Dear Diane Rehm,
I was just listening to Thursday’s show regarding Comcast and Bittorrent. Unfortunately I was listening to the pod-cast after the fact, as I would have really liked to have called in. I believe the discussion missed a very crucial element of the issue:
Comcast was not simply throttling Bittorrent traffic. They were forging fake data packets that appeared to come from machines on the Internet they did not originate from.
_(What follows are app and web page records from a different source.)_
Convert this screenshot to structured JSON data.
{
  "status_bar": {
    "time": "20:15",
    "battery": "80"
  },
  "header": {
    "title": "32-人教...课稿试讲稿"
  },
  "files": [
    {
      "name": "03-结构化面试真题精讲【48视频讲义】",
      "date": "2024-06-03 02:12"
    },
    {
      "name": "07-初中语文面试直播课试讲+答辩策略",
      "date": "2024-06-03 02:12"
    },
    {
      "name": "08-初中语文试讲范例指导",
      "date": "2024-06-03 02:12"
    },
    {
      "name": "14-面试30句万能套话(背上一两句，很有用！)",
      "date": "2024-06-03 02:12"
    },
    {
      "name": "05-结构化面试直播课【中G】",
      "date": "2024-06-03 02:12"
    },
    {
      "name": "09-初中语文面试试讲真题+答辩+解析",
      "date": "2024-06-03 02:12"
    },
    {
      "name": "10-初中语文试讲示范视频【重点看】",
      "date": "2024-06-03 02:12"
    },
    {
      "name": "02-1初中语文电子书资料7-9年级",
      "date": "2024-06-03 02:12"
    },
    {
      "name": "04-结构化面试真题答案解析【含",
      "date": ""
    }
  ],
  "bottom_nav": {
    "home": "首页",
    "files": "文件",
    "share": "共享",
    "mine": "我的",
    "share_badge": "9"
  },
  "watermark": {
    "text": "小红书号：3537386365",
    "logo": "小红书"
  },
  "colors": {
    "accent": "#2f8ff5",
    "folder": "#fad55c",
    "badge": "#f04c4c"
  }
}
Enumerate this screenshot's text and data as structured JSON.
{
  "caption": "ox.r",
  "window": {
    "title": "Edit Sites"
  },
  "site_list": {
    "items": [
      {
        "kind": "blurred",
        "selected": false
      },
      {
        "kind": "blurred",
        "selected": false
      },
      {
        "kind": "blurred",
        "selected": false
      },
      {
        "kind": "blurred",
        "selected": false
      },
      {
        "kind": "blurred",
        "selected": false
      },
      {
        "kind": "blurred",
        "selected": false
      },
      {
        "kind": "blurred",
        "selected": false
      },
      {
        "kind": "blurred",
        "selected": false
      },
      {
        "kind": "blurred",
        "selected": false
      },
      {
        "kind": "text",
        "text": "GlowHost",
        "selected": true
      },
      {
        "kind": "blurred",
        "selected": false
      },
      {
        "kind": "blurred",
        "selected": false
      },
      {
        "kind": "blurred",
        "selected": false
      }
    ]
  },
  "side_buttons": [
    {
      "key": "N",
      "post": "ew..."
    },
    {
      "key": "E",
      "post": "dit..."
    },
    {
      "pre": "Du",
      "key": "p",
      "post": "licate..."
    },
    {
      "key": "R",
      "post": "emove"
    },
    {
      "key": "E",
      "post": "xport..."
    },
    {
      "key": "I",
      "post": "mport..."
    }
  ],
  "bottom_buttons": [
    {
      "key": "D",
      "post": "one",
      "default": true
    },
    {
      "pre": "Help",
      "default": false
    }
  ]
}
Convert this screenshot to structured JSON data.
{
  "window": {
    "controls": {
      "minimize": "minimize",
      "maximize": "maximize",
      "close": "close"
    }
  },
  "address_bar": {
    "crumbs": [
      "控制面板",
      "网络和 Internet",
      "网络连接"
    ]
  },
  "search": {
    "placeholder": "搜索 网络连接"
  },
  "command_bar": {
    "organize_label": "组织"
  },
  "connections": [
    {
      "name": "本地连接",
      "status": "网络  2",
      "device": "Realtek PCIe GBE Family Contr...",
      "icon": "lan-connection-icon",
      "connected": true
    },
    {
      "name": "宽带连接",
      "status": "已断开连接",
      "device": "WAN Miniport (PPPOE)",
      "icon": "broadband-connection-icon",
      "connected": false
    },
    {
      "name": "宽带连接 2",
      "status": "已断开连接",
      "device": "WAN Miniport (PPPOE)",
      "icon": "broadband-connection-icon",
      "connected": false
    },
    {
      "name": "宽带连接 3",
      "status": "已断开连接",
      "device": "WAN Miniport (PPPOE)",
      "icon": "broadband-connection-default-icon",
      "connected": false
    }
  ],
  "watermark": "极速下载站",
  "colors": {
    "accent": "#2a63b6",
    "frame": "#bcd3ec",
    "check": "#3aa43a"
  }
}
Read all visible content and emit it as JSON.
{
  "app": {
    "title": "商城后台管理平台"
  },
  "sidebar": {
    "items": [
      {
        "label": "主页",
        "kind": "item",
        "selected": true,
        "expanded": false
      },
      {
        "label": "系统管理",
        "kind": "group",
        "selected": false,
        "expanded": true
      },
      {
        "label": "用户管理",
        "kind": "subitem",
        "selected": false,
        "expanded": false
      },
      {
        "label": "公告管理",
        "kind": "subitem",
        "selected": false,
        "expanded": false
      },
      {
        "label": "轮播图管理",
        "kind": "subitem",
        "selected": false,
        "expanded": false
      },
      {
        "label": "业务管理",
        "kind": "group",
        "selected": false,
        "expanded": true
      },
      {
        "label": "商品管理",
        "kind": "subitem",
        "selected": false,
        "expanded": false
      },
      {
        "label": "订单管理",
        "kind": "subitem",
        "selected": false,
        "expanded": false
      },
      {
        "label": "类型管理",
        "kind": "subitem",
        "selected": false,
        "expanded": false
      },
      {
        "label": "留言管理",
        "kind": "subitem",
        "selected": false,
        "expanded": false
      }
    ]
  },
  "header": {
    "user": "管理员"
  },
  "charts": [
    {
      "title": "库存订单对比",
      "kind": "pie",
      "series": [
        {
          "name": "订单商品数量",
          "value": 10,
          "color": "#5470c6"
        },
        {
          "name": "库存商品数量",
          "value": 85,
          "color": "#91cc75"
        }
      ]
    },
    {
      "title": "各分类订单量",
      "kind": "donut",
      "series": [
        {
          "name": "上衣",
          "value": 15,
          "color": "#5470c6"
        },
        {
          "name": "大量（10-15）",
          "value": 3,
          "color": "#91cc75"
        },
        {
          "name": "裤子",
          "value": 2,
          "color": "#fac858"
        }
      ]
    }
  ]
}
Consider a conversation via typed letters between myself and a friend, delivered by the USPS. Now say the USPS is uncomfortable with the volume of letters my friend and I are exchanging, and decides to slow down delivery of some or all of these letters. This would be throttling, and could prompt a reasonable “letter neutrality” debate. Now instead the USPS decided to insert their own fake letters into the system, with my return address sent to my friend that said simply “stop sending me letters”. (and vise-versa) This would indeed be an efficient tactic to disrupt the conversation and reduce letter volume, but it would be quite clearly illegal. (mail fraud) This was the behavior of Comcast the FCC (and many others, myself included) so strongly objected to.
This was further compounded by Comcast’s initial and long-running denial of this behavior. Which to me suggests they clearly knew the immorality (and likely illegality) of sending forged data packets.
This behavior by the way was confirmed by Google, the EFF, and I believe the FCC’s own study.
Multiple sources exist for this information. Wikipedia contains a good writeup and many references: